AVAILABLE DATA below:

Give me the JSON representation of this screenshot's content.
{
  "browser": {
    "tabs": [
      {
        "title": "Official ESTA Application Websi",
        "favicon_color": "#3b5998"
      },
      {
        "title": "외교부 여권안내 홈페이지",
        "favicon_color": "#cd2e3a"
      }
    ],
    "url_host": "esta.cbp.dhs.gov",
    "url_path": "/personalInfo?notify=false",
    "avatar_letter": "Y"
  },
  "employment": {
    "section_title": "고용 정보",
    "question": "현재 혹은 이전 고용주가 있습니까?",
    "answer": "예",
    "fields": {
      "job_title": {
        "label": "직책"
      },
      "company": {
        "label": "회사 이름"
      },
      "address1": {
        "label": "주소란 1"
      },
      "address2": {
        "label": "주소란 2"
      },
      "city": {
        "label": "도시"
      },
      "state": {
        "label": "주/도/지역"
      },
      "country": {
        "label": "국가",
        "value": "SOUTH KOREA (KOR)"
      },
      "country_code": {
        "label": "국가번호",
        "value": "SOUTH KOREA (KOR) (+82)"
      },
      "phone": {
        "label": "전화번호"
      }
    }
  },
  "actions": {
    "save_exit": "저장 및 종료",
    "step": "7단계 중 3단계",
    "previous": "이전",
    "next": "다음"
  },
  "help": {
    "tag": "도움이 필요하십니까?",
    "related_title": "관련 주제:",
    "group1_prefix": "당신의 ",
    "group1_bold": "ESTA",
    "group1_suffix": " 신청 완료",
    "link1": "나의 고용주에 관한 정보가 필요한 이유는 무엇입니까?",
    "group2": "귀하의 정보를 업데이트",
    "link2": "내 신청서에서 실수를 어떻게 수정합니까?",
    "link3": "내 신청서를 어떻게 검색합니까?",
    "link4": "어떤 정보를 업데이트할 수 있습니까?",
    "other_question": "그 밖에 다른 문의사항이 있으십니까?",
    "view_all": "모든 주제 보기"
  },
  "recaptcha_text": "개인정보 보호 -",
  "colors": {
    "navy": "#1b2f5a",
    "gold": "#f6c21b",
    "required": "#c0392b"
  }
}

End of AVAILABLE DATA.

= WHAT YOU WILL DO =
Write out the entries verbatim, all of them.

= EXERCISE OUTPUT =
Give me the JSON representation of this screenshot's content.
{
  "browser": {
    "tabs": [
      {
        "title": "Official ESTA Application Websi",
        "favicon_color": "#3b5998"
      },
      {
        "title": "외교부 여권안내 홈페이지",
        "favicon_color": "#cd2e3a"
      }
    ],
    "url_host": "esta.cbp.dhs.gov",
    "url_path": "/personalInfo?notify=false",
    "avatar_letter": "Y"
  },
  "employment": {
    "section_title": "고용 정보",
    "question": "현재 혹은 이전 고용주가 있습니까?",
    "answer": "예",
    "fields": {
      "job_title": {
        "label": "직책"
      },
      "company": {
        "label": "회사 이름"
      },
      "address1": {
        "label": "주소란 1"
      },
      "address2": {
        "label": "주소란 2"
      },
      "city": {
        "label": "도시"
      },
      "state": {
        "label": "주/도/지역"
      },
      "country": {
        "label": "국가",
        "value": "SOUTH KOREA (KOR)"
      },
      "country_code": {
        "label": "국가번호",
        "value": "SOUTH KOREA (KOR) (+82)"
      },
      "phone": {
        "label": "전화번호"
      }
    }
  },
  "actions": {
    "save_exit": "저장 및 종료",
    "step": "7단계 중 3단계",
    "previous": "이전",
    "next": "다음"
  },
  "help": {
    "tag": "도움이 필요하십니까?",
    "related_title": "관련 주제:",
    "group1_prefix": "당신의 ",
    "group1_bold": "ESTA",
    "group1_suffix": " 신청 완료",
    "link1": "나의 고용주에 관한 정보가 필요한 이유는 무엇입니까?",
    "group2": "귀하의 정보를 업데이트",
    "link2": "내 신청서에서 실수를 어떻게 수정합니까?",
    "link3": "내 신청서를 어떻게 검색합니까?",
    "link4": "어떤 정보를 업데이트할 수 있습니까?",
    "other_question": "그 밖에 다른 문의사항이 있으십니까?",
    "view_all": "모든 주제 보기"
  },
  "recaptcha_text": "개인정보 보호 -",
  "colors": {
    "navy": "#1b2f5a",
    "gold": "#f6c21b",
    "required": "#c0392b"
  }
}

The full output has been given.